**INSTRUCTIONS FOR THE TASK**
The whole listing is to be reproduced exactly as given.

▽

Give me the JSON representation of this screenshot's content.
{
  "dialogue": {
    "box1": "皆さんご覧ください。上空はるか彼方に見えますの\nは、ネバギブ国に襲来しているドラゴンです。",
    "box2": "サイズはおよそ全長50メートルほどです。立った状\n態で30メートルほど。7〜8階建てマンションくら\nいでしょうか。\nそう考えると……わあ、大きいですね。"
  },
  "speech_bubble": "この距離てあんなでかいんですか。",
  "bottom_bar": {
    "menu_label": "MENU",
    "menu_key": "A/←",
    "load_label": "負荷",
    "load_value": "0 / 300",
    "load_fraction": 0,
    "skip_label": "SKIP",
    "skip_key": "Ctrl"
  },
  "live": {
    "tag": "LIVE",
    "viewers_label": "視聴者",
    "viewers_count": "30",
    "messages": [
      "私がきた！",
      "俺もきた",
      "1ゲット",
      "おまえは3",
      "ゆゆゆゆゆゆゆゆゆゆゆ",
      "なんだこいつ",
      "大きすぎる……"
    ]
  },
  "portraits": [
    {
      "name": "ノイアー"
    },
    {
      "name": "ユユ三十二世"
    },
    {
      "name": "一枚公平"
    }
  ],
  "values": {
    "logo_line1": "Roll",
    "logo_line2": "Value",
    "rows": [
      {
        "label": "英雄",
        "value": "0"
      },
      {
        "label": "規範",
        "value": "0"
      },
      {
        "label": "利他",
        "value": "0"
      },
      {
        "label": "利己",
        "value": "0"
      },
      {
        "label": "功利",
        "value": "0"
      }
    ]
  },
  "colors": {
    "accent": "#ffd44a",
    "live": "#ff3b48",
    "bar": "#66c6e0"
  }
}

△

**TASK RESULT**
Give me the JSON representation of this screenshot's content.
{
  "dialogue": {
    "box1": "皆さんご覧ください。上空はるか彼方に見えますの\nは、ネバギブ国に襲来しているドラゴンです。",
    "box2": "サイズはおよそ全長50メートルほどです。立った状\n態で30メートルほど。7〜8階建てマンションくら\nいでしょうか。\nそう考えると……わあ、大きいですね。"
  },
  "speech_bubble": "この距離てあんなでかいんですか。",
  "bottom_bar": {
    "menu_label": "MENU",
    "menu_key": "A/←",
    "load_label": "負荷",
    "load_value": "0 / 300",
    "load_fraction": 0,
    "skip_label": "SKIP",
    "skip_key": "Ctrl"
  },
  "live": {
    "tag": "LIVE",
    "viewers_label": "視聴者",
    "viewers_count": "30",
    "messages": [
      "私がきた！",
      "俺もきた",
      "1ゲット",
      "おまえは3",
      "ゆゆゆゆゆゆゆゆゆゆゆ",
      "なんだこいつ",
      "大きすぎる……"
    ]
  },
  "portraits": [
    {
      "name": "ノイアー"
    },
    {
      "name": "ユユ三十二世"
    },
    {
      "name": "一枚公平"
    }
  ],
  "values": {
    "logo_line1": "Roll",
    "logo_line2": "Value",
    "rows": [
      {
        "label": "英雄",
        "value": "0"
      },
      {
        "label": "規範",
        "value": "0"
      },
      {
        "label": "利他",
        "value": "0"
      },
      {
        "label": "利己",
        "value": "0"
      },
      {
        "label": "功利",
        "value": "0"
      }
    ]
  },
  "colors": {
    "accent": "#ffd44a",
    "live": "#ff3b48",
    "bar": "#66c6e0"
  }
}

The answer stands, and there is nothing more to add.